IRB Metrics

FSU's electronic protocol management system for IRB review ("RAMP IRB") allows the OHSP to provide the FSU leadership and the human research community with meaningful and key metrics to help establish internal goals, benchmarks and expectations for human research regulatory review productivity and turnaround. To date, FSU IRB review turnaround times are consistently lower than established FSU performance goals as well as those reported by peer institutions.

Select metrics are depicted below

Notes:

(1) IRB Review Turn-around Times include metrics for 3 categories of review pathways: exempt, expedited and convened IRB review, for FSU human research studies that have ever been approved or cleared as of the end of the prior month for the months depicted. Counts by month are depicted to illustrate turn-around trends. The garnet bar captures actual FSU IRB turn-around in calendar days. The gold bar represents the FSU goal while the grey bar (AAHRPP*) refers to the median turn-around reported among accredited academic institutions/IRBs across the U.S. (*Association for the Accreditation of Human Research Protection Programs (2022).

(2) IRB Submission Status is reported for all studies that have ever been logged into the IRB electronic protocol management system. Counts by month are depicted to illustrate volume trends. "ALL" (garnet) submissions account for any submission (e.g., new or transferred studies, modifications, continuations) ever entered into the IRB system (since July 2019). "Active" submission volume (gold) accounts for currently IRB-approved or cleared studies. "In Review" submission volume (grey) accounts for studies currently in a queue awaiting disposition (e.g., pre-submission by PIs, faculty advisor review or Pre-Review by OHSP); approximately 2/3s of these are in pre-submission (i.e., not yet been submitted by PIs for regulatory review).

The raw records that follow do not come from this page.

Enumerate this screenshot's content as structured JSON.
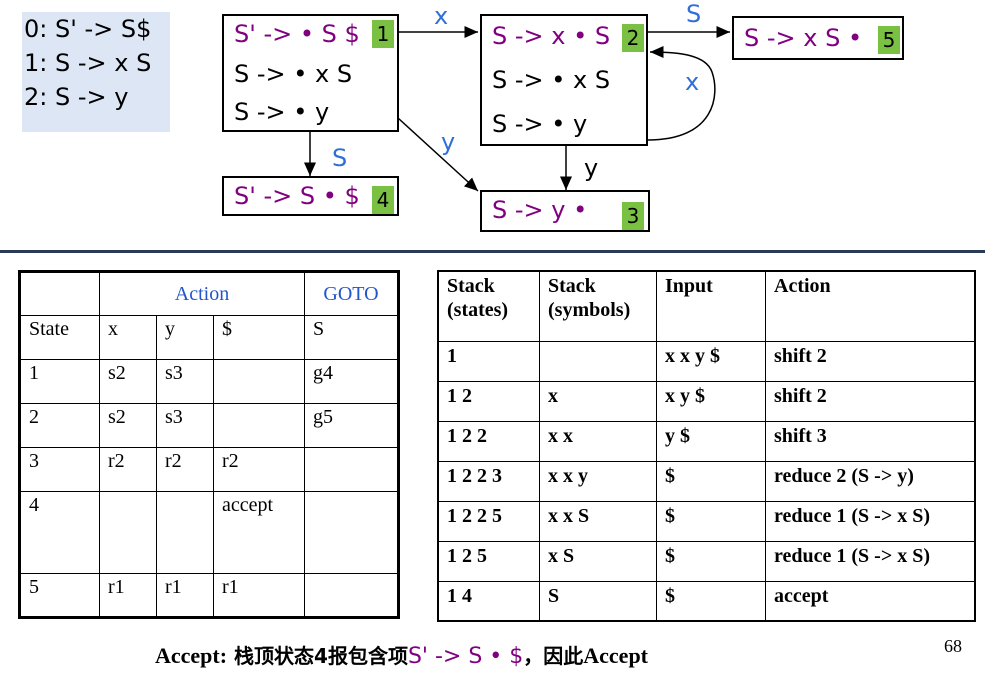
{
  "grammar": [
    "0: S' -> S$",
    "1: S -> x S",
    "2: S -> y"
  ],
  "states": {
    "s1": {
      "items": [
        "S' -> • S $",
        "S -> • x S",
        "S -> • y"
      ],
      "number": "1"
    },
    "s2": {
      "items": [
        "S -> x • S",
        "S -> • x S",
        "S -> • y"
      ],
      "number": "2"
    },
    "s3": {
      "items": [
        "S -> y •"
      ],
      "number": "3"
    },
    "s4": {
      "items": [
        "S' -> S • $"
      ],
      "number": "4"
    },
    "s5": {
      "items": [
        "S -> x S •"
      ],
      "number": "5"
    }
  },
  "edges": {
    "e12": "x",
    "e25": "S",
    "e22": "x",
    "e13": "y",
    "e23": "y",
    "e14": "S"
  },
  "colors": {
    "kernel_item": "#800080",
    "edge_label": "#2f6fd6",
    "state_number_bg": "#7ac143",
    "table_header": "#2255cc"
  },
  "action_table": {
    "header_action": "Action",
    "header_goto": "GOTO",
    "columns": [
      "State",
      "x",
      "y",
      "$",
      "S"
    ],
    "rows": [
      [
        "1",
        "s2",
        "s3",
        "",
        "g4"
      ],
      [
        "2",
        "s2",
        "s3",
        "",
        "g5"
      ],
      [
        "3",
        "r2",
        "r2",
        "r2",
        ""
      ],
      [
        "4",
        "",
        "",
        "accept",
        ""
      ],
      [
        "5",
        "r1",
        "r1",
        "r1",
        ""
      ]
    ]
  },
  "trace_table": {
    "headers": [
      "Stack (states)",
      "Stack (symbols)",
      "Input",
      "Action"
    ],
    "rows": [
      [
        "1",
        "",
        "x x y $",
        "shift 2"
      ],
      [
        "1 2",
        "x",
        "x y $",
        "shift 2"
      ],
      [
        "1 2 2",
        "x x",
        "y $",
        "shift 3"
      ],
      [
        "1 2 2 3",
        "x x y",
        "$",
        "reduce 2 (S -> y)"
      ],
      [
        "1 2 2 5",
        "x x S",
        "$",
        "reduce 1 (S -> x S)"
      ],
      [
        "1 2 5",
        "x S",
        "$",
        "reduce 1 (S -> x S)"
      ],
      [
        "1 4",
        "S",
        "$",
        "accept"
      ]
    ]
  },
  "caption": {
    "bold": "Accept:",
    "text": " 栈顶状态4报包含项",
    "item": "S' -> S • $",
    "text2": "，因此",
    "bold2": "Accept"
  },
  "page_number": "68"
}
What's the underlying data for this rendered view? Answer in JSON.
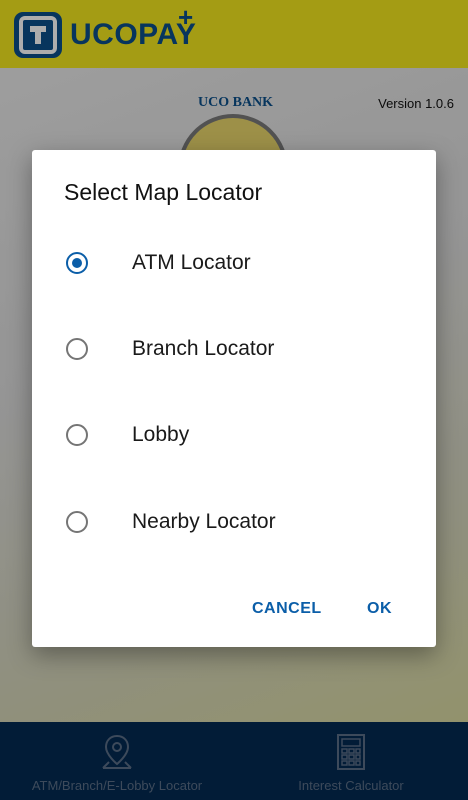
{
  "app": {
    "brand": "UCOPAY",
    "brand_plus": "+",
    "bank_name": "UCO BANK",
    "version": "Version 1.0.6"
  },
  "dialog": {
    "title": "Select Map Locator",
    "options": [
      {
        "label": "ATM Locator",
        "checked": true
      },
      {
        "label": "Branch Locator",
        "checked": false
      },
      {
        "label": "Lobby",
        "checked": false
      },
      {
        "label": "Nearby Locator",
        "checked": false
      }
    ],
    "cancel_label": "CANCEL",
    "ok_label": "OK"
  },
  "bottom_nav": {
    "items": [
      {
        "label": "ATM/Branch/E-Lobby Locator",
        "icon": "map-pin-icon"
      },
      {
        "label": "Interest Calculator",
        "icon": "calculator-icon"
      }
    ]
  },
  "colors": {
    "header_yellow": "#f2e61e",
    "brand_blue": "#0b4f8a",
    "accent": "#0b5ea8",
    "nav_bg": "#032a52"
  }
}
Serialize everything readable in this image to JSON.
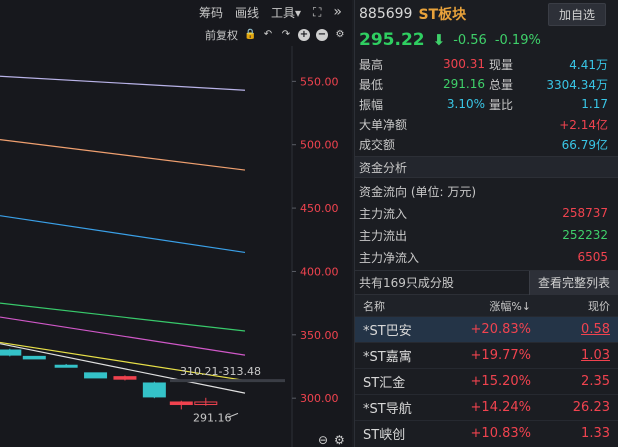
{
  "toolbar": {
    "chip_label": "筹码",
    "draw_label": "画线",
    "tools_label": "工具▾",
    "adjust_label": "前复权"
  },
  "chart_data": {
    "type": "line",
    "y_ticks": [
      "550.00",
      "500.00",
      "450.00",
      "400.00",
      "350.00",
      "300.00"
    ],
    "y_tick_values": [
      550,
      500,
      450,
      400,
      350,
      300
    ],
    "ylim": [
      282,
      570
    ],
    "series": [
      {
        "color": "#b9b3e8",
        "values": [
          [
            0,
            554
          ],
          [
            1,
            543
          ]
        ]
      },
      {
        "color": "#f0a070",
        "values": [
          [
            0,
            504
          ],
          [
            1,
            480
          ]
        ]
      },
      {
        "color": "#3aa0e8",
        "values": [
          [
            0,
            444
          ],
          [
            1,
            415
          ]
        ]
      },
      {
        "color": "#38c96b",
        "values": [
          [
            0,
            375
          ],
          [
            1,
            353
          ]
        ]
      },
      {
        "color": "#d058c8",
        "values": [
          [
            0,
            364
          ],
          [
            1,
            334
          ]
        ]
      },
      {
        "color": "#e8e048",
        "values": [
          [
            0,
            344
          ],
          [
            1,
            314
          ]
        ]
      },
      {
        "color": "#e0e0e0",
        "values": [
          [
            0,
            343
          ],
          [
            1,
            304
          ]
        ]
      }
    ],
    "candles": [
      {
        "x": 0.04,
        "open": 338,
        "close": 334,
        "high": 339,
        "low": 333,
        "color": "#34c2c8"
      },
      {
        "x": 0.14,
        "open": 333,
        "close": 331,
        "high": 333,
        "low": 331,
        "color": "#34c2c8"
      },
      {
        "x": 0.27,
        "open": 326,
        "close": 325,
        "high": 327,
        "low": 325,
        "color": "#34c2c8"
      },
      {
        "x": 0.39,
        "open": 320,
        "close": 316,
        "high": 320,
        "low": 316,
        "color": "#34c2c8"
      },
      {
        "x": 0.51,
        "open": 317,
        "close": 315,
        "high": 318,
        "low": 314,
        "color": "#f0434f"
      },
      {
        "x": 0.63,
        "open": 312,
        "close": 301,
        "high": 313,
        "low": 300,
        "color": "#34c2c8"
      },
      {
        "x": 0.74,
        "open": 297,
        "close": 295,
        "high": 298,
        "low": 291.16,
        "color": "#f0434f"
      },
      {
        "x": 0.84,
        "open": 295,
        "close": 297,
        "high": 300.31,
        "low": 294,
        "color": "#f0434f"
      }
    ],
    "annotations": [
      "310.21-313.48",
      "291.16"
    ]
  },
  "stock": {
    "code": "885699",
    "name": "ST板块",
    "add_label": "加自选",
    "price": "295.22",
    "change": "-0.56",
    "change_pct": "-0.19%"
  },
  "quote": {
    "high_label": "最高",
    "high": "300.31",
    "vol_label": "现量",
    "vol": "4.41万",
    "low_label": "最低",
    "low": "291.16",
    "total_label": "总量",
    "total": "3304.34万",
    "amp_label": "振幅",
    "amp": "3.10%",
    "ratio_label": "量比",
    "ratio": "1.17",
    "bignet_label": "大单净额",
    "bignet": "+2.14亿",
    "amount_label": "成交额",
    "amount": "66.79亿"
  },
  "flow": {
    "title": "资金分析",
    "unit": "资金流向 (单位: 万元)",
    "in_label": "主力流入",
    "in": "258737",
    "out_label": "主力流出",
    "out": "252232",
    "net_label": "主力净流入",
    "net": "6505"
  },
  "components": {
    "count": "共有169只成分股",
    "full_label": "查看完整列表",
    "col_name": "名称",
    "col_pct": "涨幅%↓",
    "col_price": "现价",
    "rows": [
      {
        "name": "*ST巴安",
        "pct": "+20.83%",
        "price": "0.58"
      },
      {
        "name": "*ST嘉寓",
        "pct": "+19.77%",
        "price": "1.03"
      },
      {
        "name": "ST汇金",
        "pct": "+15.20%",
        "price": "2.35"
      },
      {
        "name": "*ST导航",
        "pct": "+14.24%",
        "price": "26.23"
      },
      {
        "name": "ST峡创",
        "pct": "+10.83%",
        "price": "1.33"
      }
    ]
  }
}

Review turnaround for any study begins when a submission is submitted by a PI, and ends when a final regulatory determination is rendered. The review process includes, for example, all of the following:

  • Verification of personnel training (CITI Human Subjects and/or Good Clinical Practice training) and conflicts of interest (via CAMS)
  • Faculty advisor review and approval (for student-led activities and research)
  • Pre-review and clarification requests (and review of PI response) by OHSP to ensure a submission is IRB review ready
  • Regulatory review and clarification requests (and review of PI response) by the IRB, an IRB member and/or OHSP staff
  • Ancillary (non-OHSP or IRB, e.g., other FSU offices or external partners or sponsors) reviews
  • PI response to required revisions (as applicable), resubmission and review by the IRB and/or OHSP team
  • Finalization of IRB-approved study materials
  • Drafting, processing and issuance of final regulatory determination letter